= WHAT IS BEING ASKED =
Leave out the pictures and restate exactly, and only, the lines from the one that contains "Read all visible content and emit it as JSON." through the final line of the material below.

── RAW DATA

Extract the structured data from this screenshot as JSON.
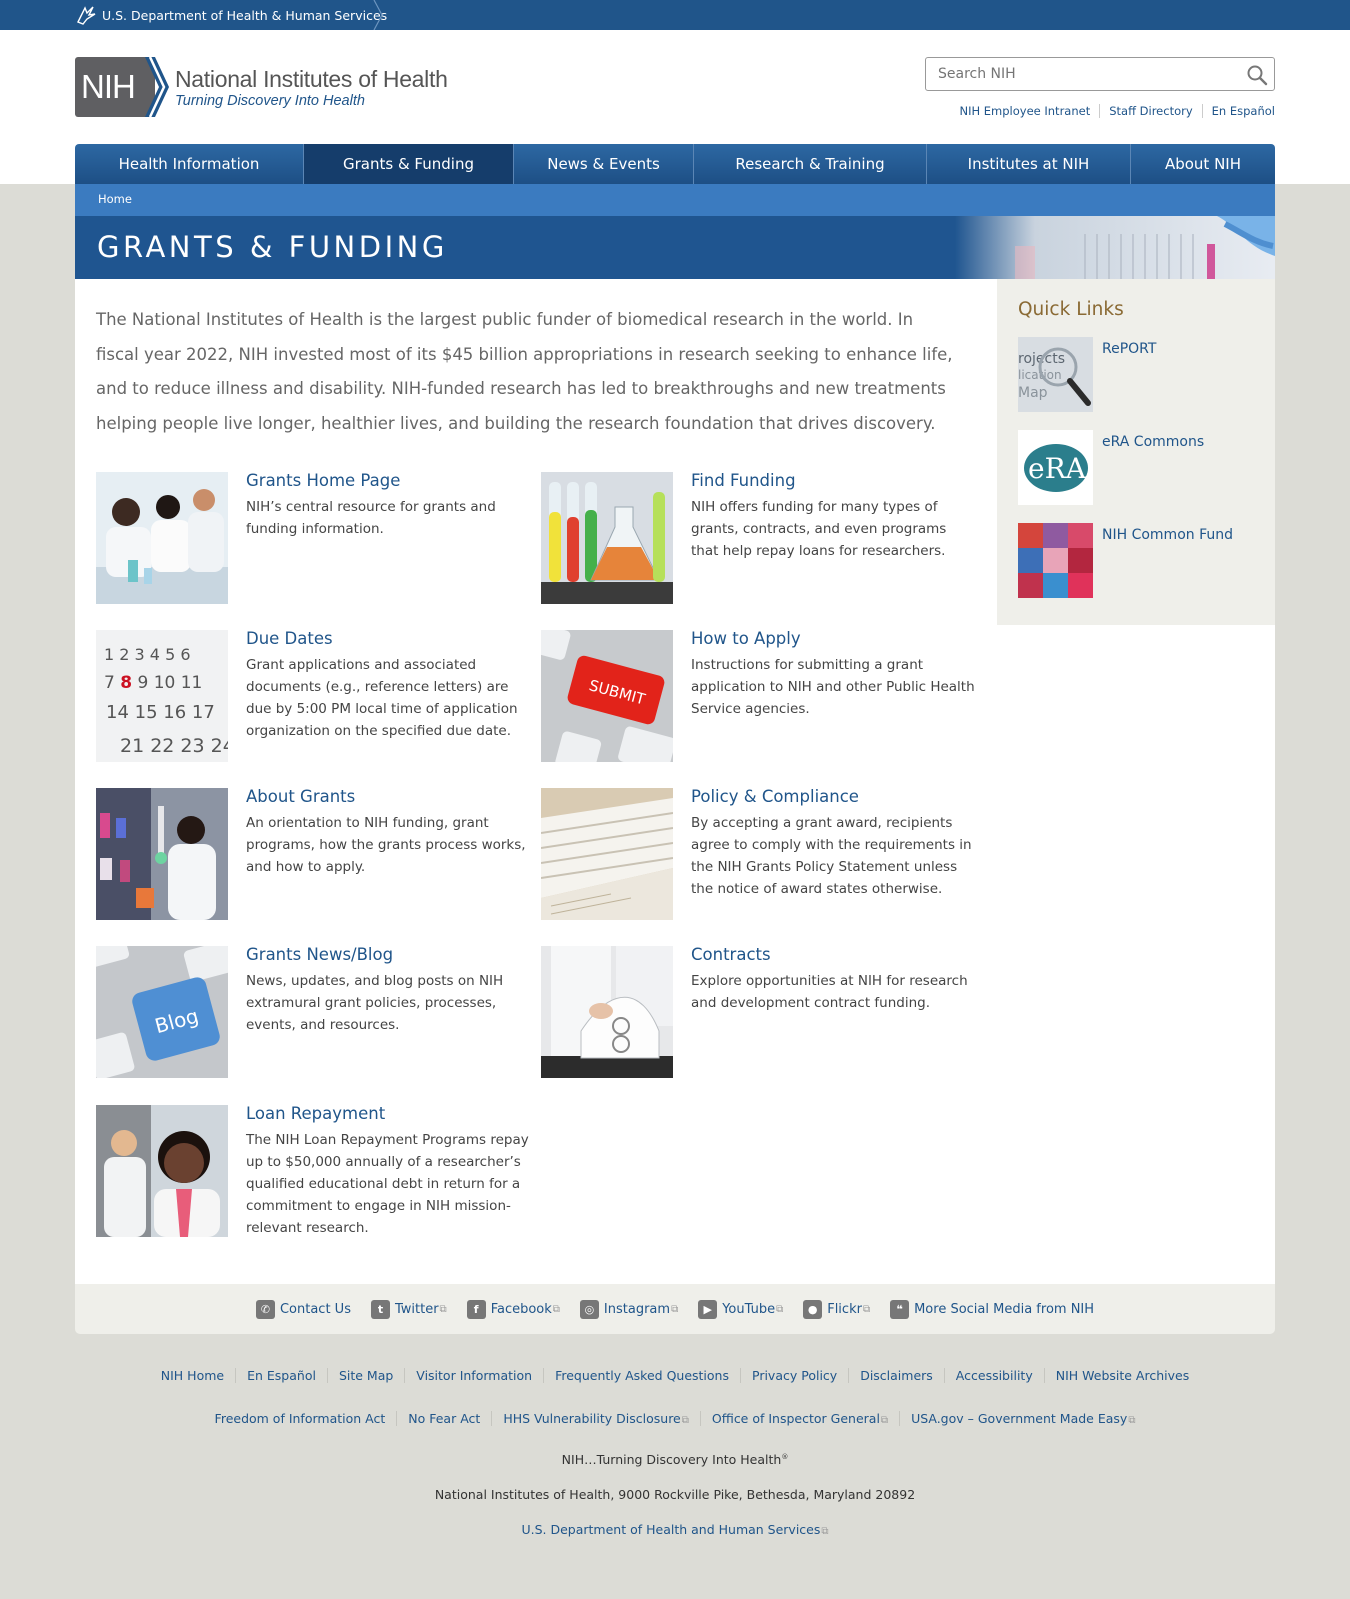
{
  "hhs": {
    "label": "U.S. Department of Health & Human Services"
  },
  "logo": {
    "abbr": "NIH",
    "title": "National Institutes of Health",
    "tagline": "Turning Discovery Into Health"
  },
  "search": {
    "placeholder": "Search NIH"
  },
  "util_links": [
    "NIH Employee Intranet",
    "Staff Directory",
    "En Español"
  ],
  "nav": [
    "Health Information",
    "Grants & Funding",
    "News & Events",
    "Research & Training",
    "Institutes at NIH",
    "About NIH"
  ],
  "breadcrumb": "Home",
  "page_title": "GRANTS & FUNDING",
  "intro": "The National Institutes of Health is the largest public funder of biomedical research in the world. In fiscal year 2022, NIH invested most of its $45 billion appropriations in research seeking to enhance life, and to reduce illness and disability. NIH-funded research has led to breakthroughs and new treatments helping people live longer, healthier lives, and building the research foundation that drives discovery.",
  "cards": [
    {
      "title": "Grants Home Page",
      "desc": "NIH’s central resource for grants and funding information."
    },
    {
      "title": "Find Funding",
      "desc": "NIH offers funding for many types of grants, contracts, and even programs that help repay loans for researchers."
    },
    {
      "title": "Due Dates",
      "desc": "Grant applications and associated documents (e.g., reference letters) are due by 5:00 PM local time of application organization on the specified due date."
    },
    {
      "title": "How to Apply",
      "desc": "Instructions for submitting a grant application to NIH and other Public Health Service agencies."
    },
    {
      "title": "About Grants",
      "desc": "An orientation to NIH funding, grant programs, how the grants process works, and how to apply."
    },
    {
      "title": "Policy & Compliance",
      "desc": "By accepting a grant award, recipients agree to comply with the requirements in the NIH Grants Policy Statement unless the notice of award states otherwise."
    },
    {
      "title": "Grants News/Blog",
      "desc": "News, updates, and blog posts on NIH extramural grant policies, processes, events, and resources."
    },
    {
      "title": "Contracts",
      "desc": "Explore opportunities at NIH for research and development contract funding."
    },
    {
      "title": "Loan Repayment",
      "desc": "The NIH Loan Repayment Programs repay up to $50,000 annually of a researcher’s qualified educational debt in return for a commitment to engage in NIH mission-relevant research."
    }
  ],
  "image_text": {
    "calendar": "1 2 3 4 5 6",
    "submit": "SUBMIT",
    "blog": "Blog",
    "era": "eRA",
    "report": "rojects"
  },
  "quick_links": {
    "title": "Quick Links",
    "items": [
      "RePORT",
      "eRA Commons",
      "NIH Common Fund"
    ]
  },
  "social": [
    {
      "icon": "phone-icon",
      "label": "Contact Us"
    },
    {
      "icon": "twitter-icon",
      "label": "Twitter"
    },
    {
      "icon": "facebook-icon",
      "label": "Facebook"
    },
    {
      "icon": "instagram-icon",
      "label": "Instagram"
    },
    {
      "icon": "youtube-icon",
      "label": "YouTube"
    },
    {
      "icon": "flickr-icon",
      "label": "Flickr"
    },
    {
      "icon": "chat-icon",
      "label": "More Social Media from NIH"
    }
  ],
  "footer_links_1": [
    "NIH Home",
    "En Español",
    "Site Map",
    "Visitor Information",
    "Frequently Asked Questions",
    "Privacy Policy",
    "Disclaimers",
    "Accessibility",
    "NIH Website Archives"
  ],
  "footer_links_2": [
    "Freedom of Information Act",
    "No Fear Act",
    "HHS Vulnerability Disclosure",
    "Office of Inspector General",
    "USA.gov – Government Made Easy"
  ],
  "footer_tagline": "NIH…Turning Discovery Into Health",
  "footer_registered": "®",
  "footer_address": "National Institutes of Health, 9000 Rockville Pike, Bethesda, Maryland 20892",
  "footer_hhs": "U.S. Department of Health and Human Services",
  "colors": {
    "primary": "#20558a",
    "nav_active": "#153d6b",
    "breadcrumb": "#3b7bc0",
    "quick_links_title": "#8a6a34"
  }
}
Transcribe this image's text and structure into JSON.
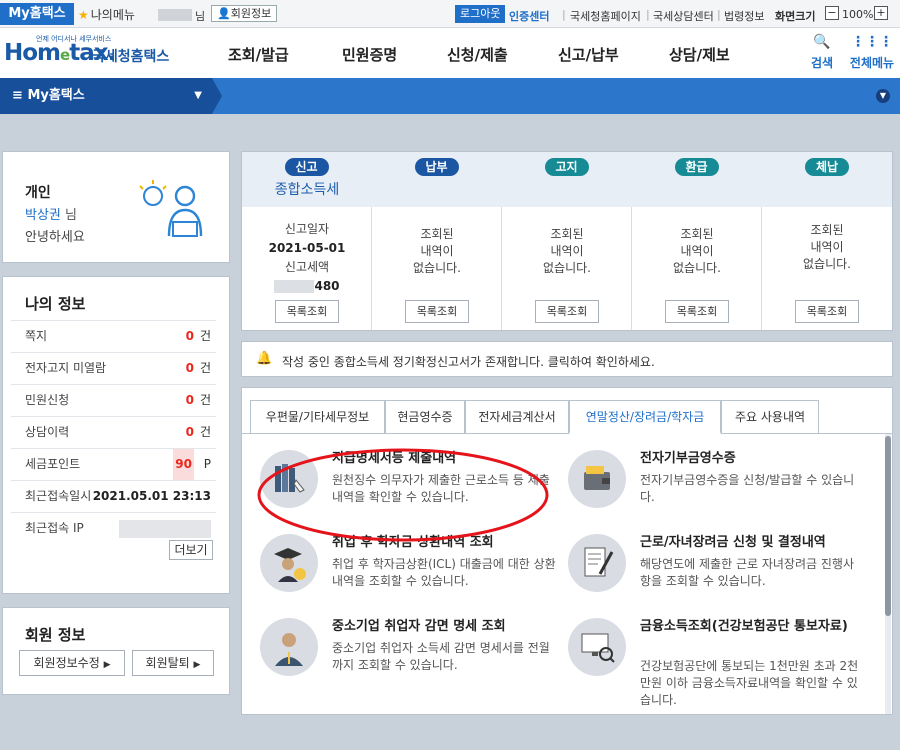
{
  "util": {
    "my_hometax": "My홈택스",
    "my_menu": "나의메뉴",
    "nim": "님",
    "member_info": "회원정보",
    "logout": "로그아웃",
    "cert_center": "인증센터",
    "links": [
      "국세청홈페이지",
      "국세상담센터",
      "법령정보"
    ],
    "zoom_label": "화면크기",
    "zoom_value": "100%"
  },
  "logo": {
    "tagline": "언제 어디서나 세무서비스",
    "name_main": "Hom",
    "name_e": "e",
    "name_tail": "tax.",
    "name_kr": "국세청홈택스"
  },
  "nav": {
    "menus": [
      "조회/발급",
      "민원증명",
      "신청/제출",
      "신고/납부",
      "상담/제보"
    ],
    "search": "검색",
    "all_menu": "전체메뉴"
  },
  "section": {
    "title": "My홈택스"
  },
  "user": {
    "type": "개인",
    "name": "박상권",
    "nim": "님",
    "greeting": "안녕하세요"
  },
  "myinfo": {
    "title": "나의 정보",
    "rows": [
      {
        "label": "쪽지",
        "value": "0",
        "unit": "건"
      },
      {
        "label": "전자고지 미열람",
        "value": "0",
        "unit": "건"
      },
      {
        "label": "민원신청",
        "value": "0",
        "unit": "건"
      },
      {
        "label": "상담이력",
        "value": "0",
        "unit": "건"
      },
      {
        "label": "세금포인트",
        "value": "90",
        "unit": "P"
      }
    ],
    "last_login_label": "최근접속일시",
    "last_login": "2021.05.01 23:13",
    "last_ip_label": "최근접속 IP",
    "more": "더보기"
  },
  "member": {
    "title": "회원 정보",
    "edit": "회원정보수정",
    "withdraw": "회원탈퇴"
  },
  "summary": [
    {
      "pill": "신고",
      "title": "종합소득세",
      "lines": [
        "신고일자",
        "2021-05-01",
        "신고세액",
        "480"
      ],
      "button": "목록조회"
    },
    {
      "pill": "납부",
      "lines": [
        "조회된",
        "내역이",
        "없습니다."
      ],
      "button": "목록조회"
    },
    {
      "pill": "고지",
      "lines": [
        "조회된",
        "내역이",
        "없습니다."
      ],
      "button": "목록조회"
    },
    {
      "pill": "환급",
      "lines": [
        "조회된",
        "내역이",
        "없습니다."
      ],
      "button": "목록조회"
    },
    {
      "pill": "체납",
      "lines": [
        "조회된",
        "내역이",
        "없습니다."
      ],
      "button": "목록조회"
    }
  ],
  "notice": {
    "text": "작성 중인 종합소득세 정기확정신고서가 존재합니다. 클릭하여 확인하세요."
  },
  "tabs": [
    "우편물/기타세무정보",
    "현금영수증",
    "전자세금계산서",
    "연말정산/장려금/학자금",
    "주요 사용내역"
  ],
  "items": [
    {
      "title": "지급명세서등 제출내역",
      "desc": "원천징수 의무자가 제출한 근로소득 등 제출내역을 확인할 수 있습니다."
    },
    {
      "title": "전자기부금영수증",
      "desc": "전자기부금영수증을 신청/발급할 수 있습니다."
    },
    {
      "title": "취업 후 학자금 상환내역 조회",
      "desc": "취업 후 학자금상환(ICL) 대출금에 대한 상환내역을 조회할 수 있습니다."
    },
    {
      "title": "근로/자녀장려금 신청 및 결정내역",
      "desc": "해당연도에 제출한 근로 자녀장려금 진행사항을 조회할 수 있습니다."
    },
    {
      "title": "중소기업 취업자 감면 명세 조회",
      "desc": "중소기업 취업자 소득세 감면 명세서를 전월까지 조회할 수 있습니다."
    },
    {
      "title": "금융소득조회(건강보험공단 통보자료)",
      "desc": "건강보험공단에 통보되는 1천만원 초과 2천만원 이하 금융소득자료내역을 확인할 수 있습니다."
    }
  ]
}
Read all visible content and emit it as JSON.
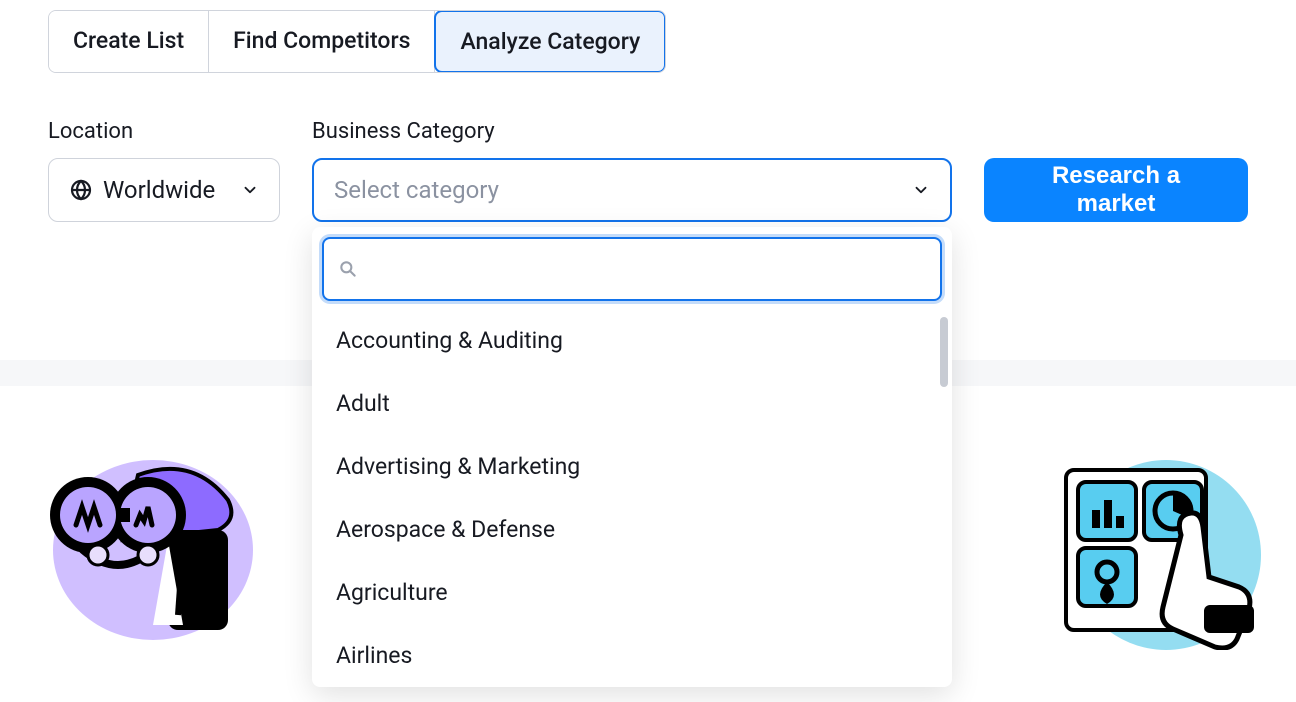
{
  "tabs": [
    {
      "label": "Create List"
    },
    {
      "label": "Find Competitors"
    },
    {
      "label": "Analyze Category"
    }
  ],
  "active_tab_index": 2,
  "location": {
    "label": "Location",
    "value": "Worldwide"
  },
  "category": {
    "label": "Business Category",
    "placeholder": "Select category",
    "search_value": "",
    "options": [
      "Accounting & Auditing",
      "Adult",
      "Advertising & Marketing",
      "Aerospace & Defense",
      "Agriculture",
      "Airlines"
    ]
  },
  "actions": {
    "research_label": "Research a market"
  }
}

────

= RESULT BELOW =
Read all visible content and emit it as JSON.
{
  "tabs": [
    {
      "label": "Create List"
    },
    {
      "label": "Find Competitors"
    },
    {
      "label": "Analyze Category"
    }
  ],
  "active_tab_index": 2,
  "location": {
    "label": "Location",
    "value": "Worldwide"
  },
  "category": {
    "label": "Business Category",
    "placeholder": "Select category",
    "search_value": "",
    "options": [
      "Accounting & Auditing",
      "Adult",
      "Advertising & Marketing",
      "Aerospace & Defense",
      "Agriculture",
      "Airlines"
    ]
  },
  "actions": {
    "research_label": "Research a market"
  }
}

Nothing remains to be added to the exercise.